Now in animals superior to the jellyfishes and the flatworms, the mesenchyme is replaced by a definite hollow tissue that produces a more efficient system of muscular, excretory, and reproductive organs. This hollow tissue is the "cœlom," and in the most advanced animals, such as the chordates, "the cœlom and its products are of the greatest importance, for they give rise to the vertebræ and the muscles, and in so doing mold the shape of the fish, amphibian, reptile, bird, and mammal."

In this brief sketch of some broad distinctions among the masses of animals we have a hint of the basis of their classification.

Animal Life in Orderly Arrangement

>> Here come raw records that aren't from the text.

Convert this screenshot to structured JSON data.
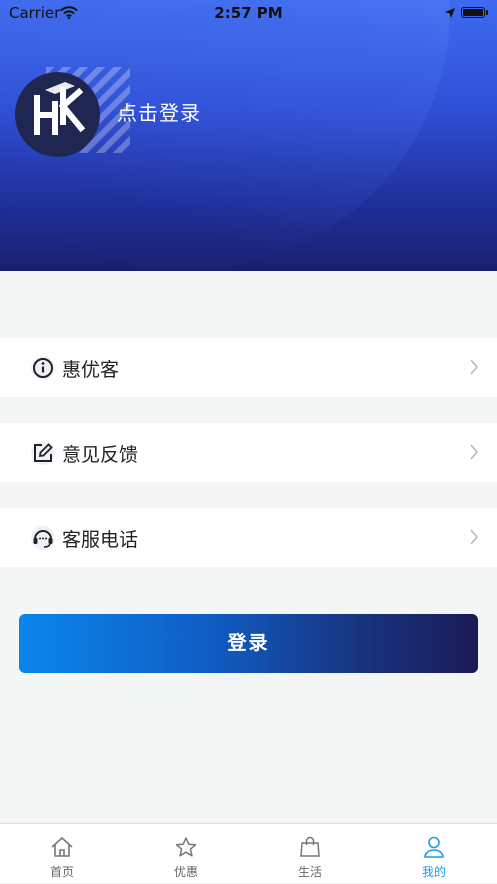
{
  "status_bar": {
    "carrier": "Carrier",
    "time": "2:57 PM"
  },
  "profile": {
    "login_prompt": "点击登录"
  },
  "menu": [
    {
      "label": "惠优客",
      "icon": "info-circle-icon"
    },
    {
      "label": "意见反馈",
      "icon": "edit-icon"
    },
    {
      "label": "客服电话",
      "icon": "headset-icon"
    }
  ],
  "login_button": {
    "label": "登录"
  },
  "tabs": [
    {
      "label": "首页",
      "icon": "home-icon",
      "active": false
    },
    {
      "label": "优惠",
      "icon": "star-icon",
      "active": false
    },
    {
      "label": "生活",
      "icon": "shopping-bag-icon",
      "active": false
    },
    {
      "label": "我的",
      "icon": "user-icon",
      "active": true
    }
  ],
  "colors": {
    "accent": "#1e9be6",
    "header_dark": "#1a1f6e",
    "header_light": "#3e6bf0"
  }
}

Classification is really only a sorting out of things into groups of the same kind. It may be artificial, according to fancy or convenience, or it may be by discovery of nature's inevitable development. It has been done crudely ever since men began to show curiosity about the things around them. They spoke of animals of the land, of the water, and of the air; of those that lived on vegetable fare as different from the flesh eaters; and in a more particular way they recognized various obviously like and unlike groups within the larger ones. All these distinctions were made on external appearance or behavior, and closer observation presently showed bad combinations, such as placing bats with birds simply because both flew, or whales with fish because both lived in water. Slowly it became evident that the only proper way to classify animals was by putting together those of like structure, and this could be accomplished only by intense comparative study of the interior anatomy of their bodies. Even here, however, progress was limited until the great light from the idea of organic evolution fell on biological science, by which it was perceived that the true criterion by which the proper place of any animal could be determined was its line of descent—a matter wherein the student of fossils could render, and has rendered, vast assistance. In other words a real, natural classification is according to ancestry, just as human relatives are grouped into families according to their known descent from the same forefather.

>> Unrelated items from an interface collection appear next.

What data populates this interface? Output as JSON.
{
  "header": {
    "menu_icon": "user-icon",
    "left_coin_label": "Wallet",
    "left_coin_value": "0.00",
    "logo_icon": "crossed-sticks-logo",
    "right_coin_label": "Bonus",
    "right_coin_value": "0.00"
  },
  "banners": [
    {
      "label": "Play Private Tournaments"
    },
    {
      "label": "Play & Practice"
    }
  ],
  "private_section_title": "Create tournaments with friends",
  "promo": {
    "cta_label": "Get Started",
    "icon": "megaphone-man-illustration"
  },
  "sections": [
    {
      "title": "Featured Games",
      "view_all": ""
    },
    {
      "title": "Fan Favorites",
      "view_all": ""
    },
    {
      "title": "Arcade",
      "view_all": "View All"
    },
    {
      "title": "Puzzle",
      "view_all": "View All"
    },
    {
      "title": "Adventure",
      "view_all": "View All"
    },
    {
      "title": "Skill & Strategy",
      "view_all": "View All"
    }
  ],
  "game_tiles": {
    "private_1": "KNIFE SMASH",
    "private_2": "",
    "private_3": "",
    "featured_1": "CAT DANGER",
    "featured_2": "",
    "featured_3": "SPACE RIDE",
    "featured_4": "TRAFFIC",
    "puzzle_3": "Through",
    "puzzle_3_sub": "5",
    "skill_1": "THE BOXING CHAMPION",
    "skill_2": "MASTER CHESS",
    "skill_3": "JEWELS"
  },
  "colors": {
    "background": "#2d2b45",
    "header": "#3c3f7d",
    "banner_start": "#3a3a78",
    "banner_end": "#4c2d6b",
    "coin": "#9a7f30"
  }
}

In this evolutionary light zoölogists have now perfected, at least in respect to its larger divisions, a classification of the animal kingdom which is generally accepted, and is followed in this book. It proceeds, reading downward, from the simpler and older forms of animal life to the more complex and more recent forms.

As to the names and relative order, or rank, of the subdivisions that we shall have occasion to mention, a few words are desirable. The only real fact is the individual animal. A collection of these so similar that they cannot be divided, and which will interbreed, but usually are sterile as to other animals, is termed a species. A number of species closely similar are bracketed together as a genus  (plural genera ), and this done, every individual is given a double name, as Felis leo  to the lion, the first part of which indicates its genus, and is called its "generic" name, and the second indicates its species, and is called its "specific" name. This "scientific name" is given in Latin (or Latinized Greek) so that it may be unmistakably understood in all parts of the world, for a local name in one language would mean nothing to a student speaking some other language, or perhaps speaking the same language in another country; thus the name "robin" is applied to half a dozen very different birds in separate parts of the English-speaking world, and endless confusion would result were not each animal labeled in a language understood by everybody; and this must be a dead language, so that the significance of the terms applied shall not vary in place or time.

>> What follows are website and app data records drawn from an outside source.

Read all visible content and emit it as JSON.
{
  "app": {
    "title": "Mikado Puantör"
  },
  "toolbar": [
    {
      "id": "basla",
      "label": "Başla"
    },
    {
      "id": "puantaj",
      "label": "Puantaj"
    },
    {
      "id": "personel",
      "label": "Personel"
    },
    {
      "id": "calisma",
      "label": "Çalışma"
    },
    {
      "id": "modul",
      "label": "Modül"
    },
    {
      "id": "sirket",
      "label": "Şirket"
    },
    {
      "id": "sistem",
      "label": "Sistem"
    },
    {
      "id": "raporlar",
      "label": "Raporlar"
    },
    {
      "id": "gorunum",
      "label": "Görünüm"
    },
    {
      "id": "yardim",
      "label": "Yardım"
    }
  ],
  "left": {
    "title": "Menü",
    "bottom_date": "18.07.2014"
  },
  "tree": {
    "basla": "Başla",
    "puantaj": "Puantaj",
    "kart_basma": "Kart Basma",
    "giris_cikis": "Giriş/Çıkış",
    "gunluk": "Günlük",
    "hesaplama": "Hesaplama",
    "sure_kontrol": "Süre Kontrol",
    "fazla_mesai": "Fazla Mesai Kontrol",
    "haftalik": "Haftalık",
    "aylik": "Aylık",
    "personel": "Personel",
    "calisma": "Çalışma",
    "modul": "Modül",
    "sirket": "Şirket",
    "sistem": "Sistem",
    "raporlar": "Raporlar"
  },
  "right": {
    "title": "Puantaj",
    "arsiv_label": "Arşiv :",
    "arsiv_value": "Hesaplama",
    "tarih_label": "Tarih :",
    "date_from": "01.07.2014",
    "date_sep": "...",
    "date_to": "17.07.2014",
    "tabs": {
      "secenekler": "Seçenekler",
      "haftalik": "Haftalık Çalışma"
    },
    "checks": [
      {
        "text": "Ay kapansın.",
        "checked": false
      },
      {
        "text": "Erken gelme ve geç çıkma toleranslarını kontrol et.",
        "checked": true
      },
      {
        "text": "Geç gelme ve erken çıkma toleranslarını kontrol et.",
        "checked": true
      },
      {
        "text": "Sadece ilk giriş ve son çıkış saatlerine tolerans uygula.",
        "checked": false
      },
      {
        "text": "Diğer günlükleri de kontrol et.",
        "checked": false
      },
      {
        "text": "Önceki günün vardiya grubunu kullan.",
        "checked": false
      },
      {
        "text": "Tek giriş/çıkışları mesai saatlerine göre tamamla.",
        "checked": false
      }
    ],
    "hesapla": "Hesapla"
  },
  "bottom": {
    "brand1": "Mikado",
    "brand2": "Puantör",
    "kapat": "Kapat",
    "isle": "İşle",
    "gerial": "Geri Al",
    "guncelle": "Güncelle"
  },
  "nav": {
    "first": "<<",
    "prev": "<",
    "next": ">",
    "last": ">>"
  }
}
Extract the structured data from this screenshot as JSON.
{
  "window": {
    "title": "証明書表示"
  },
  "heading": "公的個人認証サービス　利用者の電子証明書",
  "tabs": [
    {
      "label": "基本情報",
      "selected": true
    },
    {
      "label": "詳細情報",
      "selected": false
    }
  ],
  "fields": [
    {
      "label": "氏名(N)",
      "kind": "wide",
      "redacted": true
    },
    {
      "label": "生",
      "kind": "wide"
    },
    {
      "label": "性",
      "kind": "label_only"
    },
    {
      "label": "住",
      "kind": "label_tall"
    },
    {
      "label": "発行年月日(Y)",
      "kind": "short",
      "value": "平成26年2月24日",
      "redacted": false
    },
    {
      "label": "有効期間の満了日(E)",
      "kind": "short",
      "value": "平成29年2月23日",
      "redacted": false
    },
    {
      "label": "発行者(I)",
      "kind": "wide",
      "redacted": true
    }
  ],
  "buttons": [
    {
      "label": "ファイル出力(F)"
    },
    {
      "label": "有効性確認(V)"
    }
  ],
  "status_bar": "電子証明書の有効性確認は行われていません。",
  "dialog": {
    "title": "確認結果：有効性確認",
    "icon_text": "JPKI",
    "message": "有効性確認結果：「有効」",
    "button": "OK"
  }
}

Several similar genera may form a family ; families that agree in essential characteristics are united as orders ; orders are grouped into classes ; and finally like classes are assembled into a phylum  (Greek, "a leaf": plural phyla ), which is the largest division except the primary distinction of Protozoa and Metazoa.